You will not be able to change any details or edit your story after it has been successfully submitted to us.

We’re sorry but we can't return stories.

This was made clear on the submission page because, with the huge number of entries to this competition, it would not be possible to cope with the extra administration required.

Once your story has been submitted you will receive an automated email receipt.

You will be notified in early April if you have or have not been longlisted from our first round of marking. Sometimes emails go astray, so please do check your junk mail folder. If you think you are missing an update, we'll endeavour to get one to you as soon as possible.

The parents or guardians of the top 50 successful entrants will be contacted by a member of the production team at the beginning of May 2019.

Those who have not been shortlisted will also be notified.

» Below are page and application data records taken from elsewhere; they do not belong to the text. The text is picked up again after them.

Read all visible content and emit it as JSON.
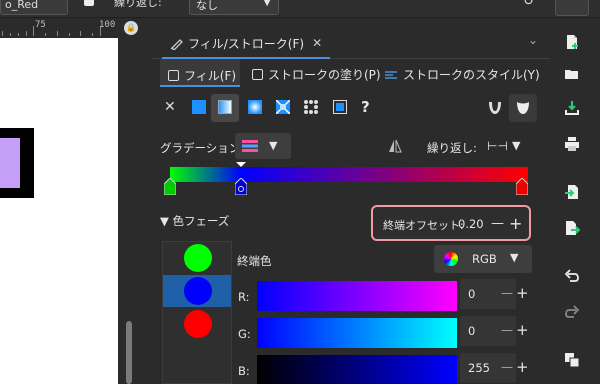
{
  "topbar": {
    "project_text": "o_Red",
    "repeat_label": "繰り返し:",
    "repeat_value": "なし"
  },
  "ruler": {
    "labels": [
      "75",
      "100"
    ]
  },
  "panel": {
    "tab_title": "フィル/ストローク(F)",
    "subtabs": {
      "fill": "フィル(F)",
      "stroke_paint": "ストロークの塗り(P)",
      "stroke_style": "ストロークのスタイル(Y)"
    },
    "fill_types": [
      "none",
      "flat",
      "linear",
      "radial",
      "mesh",
      "pattern",
      "swatch",
      "unset"
    ],
    "unset_symbol": "?",
    "gradient_label": "グラデーション:",
    "repeat_label": "繰り返し:",
    "phase_label": "色フェーズ",
    "offset_label": "終端オフセット:",
    "offset_value": "0.20",
    "color_label": "終端色",
    "color_mode": "RGB",
    "channels": [
      {
        "label": "R:",
        "value": "0"
      },
      {
        "label": "G:",
        "value": "0"
      },
      {
        "label": "B:",
        "value": "255"
      }
    ],
    "gradient_stops": [
      {
        "position": 0.0,
        "color": "#00ff00"
      },
      {
        "position": 0.2,
        "color": "#0000ff"
      },
      {
        "position": 1.0,
        "color": "#ff0000"
      }
    ],
    "stop_swatches": [
      "#00ff00",
      "#0000ff",
      "#ff0000"
    ]
  },
  "colors": {
    "accent": "#4a90d9",
    "highlight_box": "#f09aa6",
    "canvas_object": "#c59ef8"
  }
}
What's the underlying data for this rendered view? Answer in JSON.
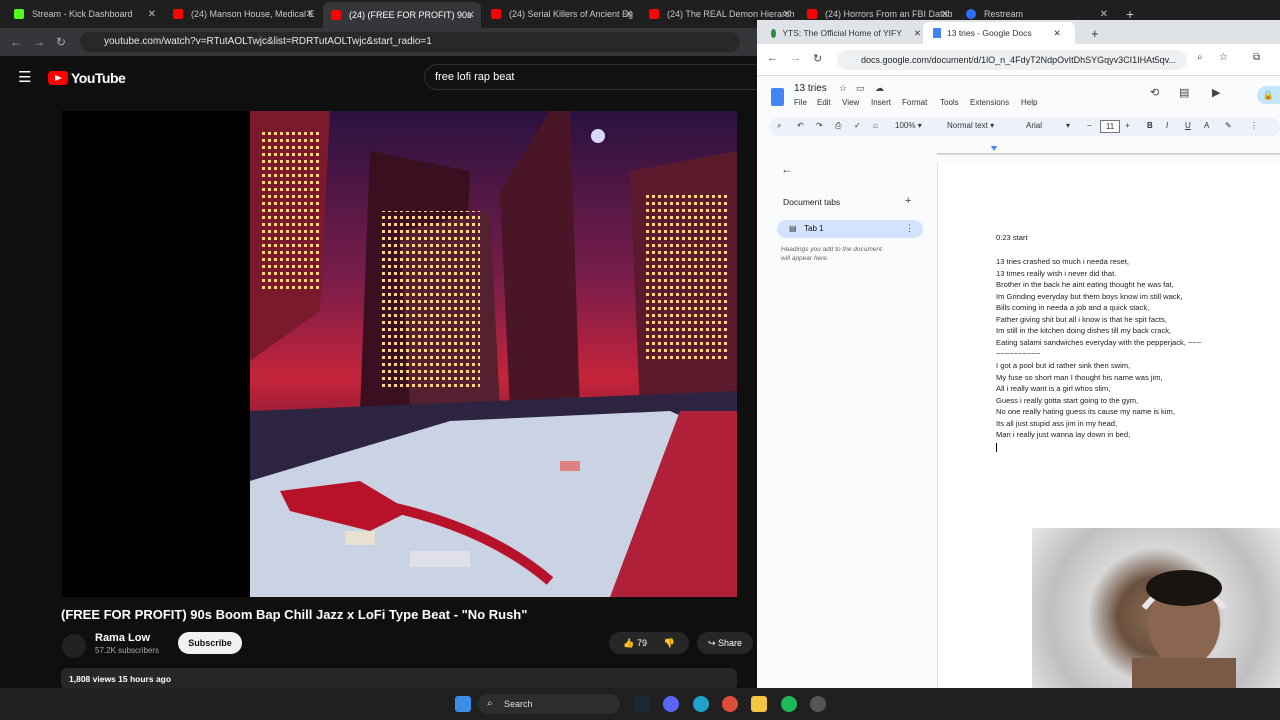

The top 50 shortlisted entrants (25 in each age category) will be invited to attend the 500 Words final in June 2019 (exact date to be announced in January 2019).

The full names of the 6 finalists and the overall winners will be announced during this live broadcast, subject to parental consent.

The Top 50 shortlisted entrants will receive a pair of tickets to the final (for the entrant and a parent or guardian).

All entrants of the competition will be asked if they wish to be entered into a random ballot to receive a pair of tickets (for the entrant and a parent or guardian) to the final.

This ballot will be run among the remaining entrants after the finalists have been selected.

Winners of the ballot will be notified in May. We cannot notify unsuccessful members of the ballot.

The BBC cannot pay for the travel and accommodation of winners of the ballot.

Help for Judges

Anyone who is a teacher or librarian (or a retired teacher or librarian) and a full time resident of the UK (including the Channel Islands and the Isle of Man) can apply to be a volunteer judge as part of 500 Words.

You will be asked to supply contact details of someone who can validate your application. Retired teachers are advised to put down an old colleague as a referee if possible.

We're happy to confirm that we welcome volunteer judge applications from teaching assistants and trainee teachers. If you've got the qualifications or experience to assess the written work of children, aged 5-13, then please apply online!

We need our volunteer judges to have the experience of assessing children’s written work, because we’re relying upon them to bring this expertise to the first stage of our competition.

The question we ask is whether they’re able to “assess the written work of children aged 13 and under?" We receive thousands of requests to judge for the competition, and are delighted to receive them. However, we need a point of qualification or comparison by which to say that our judges definitely are eligible to mark our stories; experience in marking children’s work is crucial.

Parents or teachers of children entering the competition are very much welcome to sign up to be a judge. We use a complex database which assigns stories to judges from a region different to their own, so there shouldn’t be any crossover.

This should be a manager (e.g. Head Teacher, Deputy, or Head of Department) who can vouch for your professional eligibility and confirm they are happy for you to volunteer your time.

If you are retired or on a career break, please use your last boss or someone you deem qualified to vouch for you.

Yes please!

If you opted in to be involved in future years then we've kept your details on record and will be in touch about the judging for 500 Words 2019.

If you've got any questions please get in touch with the 500 Words administrators at

The judging period starts in March 2019.

Volunteer judges will need to read and score the stories by Tuesday 2nd April 2019.

Volunteer judges will be asked to read a batch of about 30 stories. Each one will be no more than one A4 side.

All teachers and librarians taking part in the judging will invited to enter into a draw.

The winners of this draw will be randomly selected to receive a pair of tickets to attend the broadcast of the Final on the 14th June

Further proof of identity may be required at this stage.

Need further help?

If you have a question that we haven't answered above, you can contact the 500 Words team on

Please read the full Terms & Conditions before submitting a story as part of 500 Words.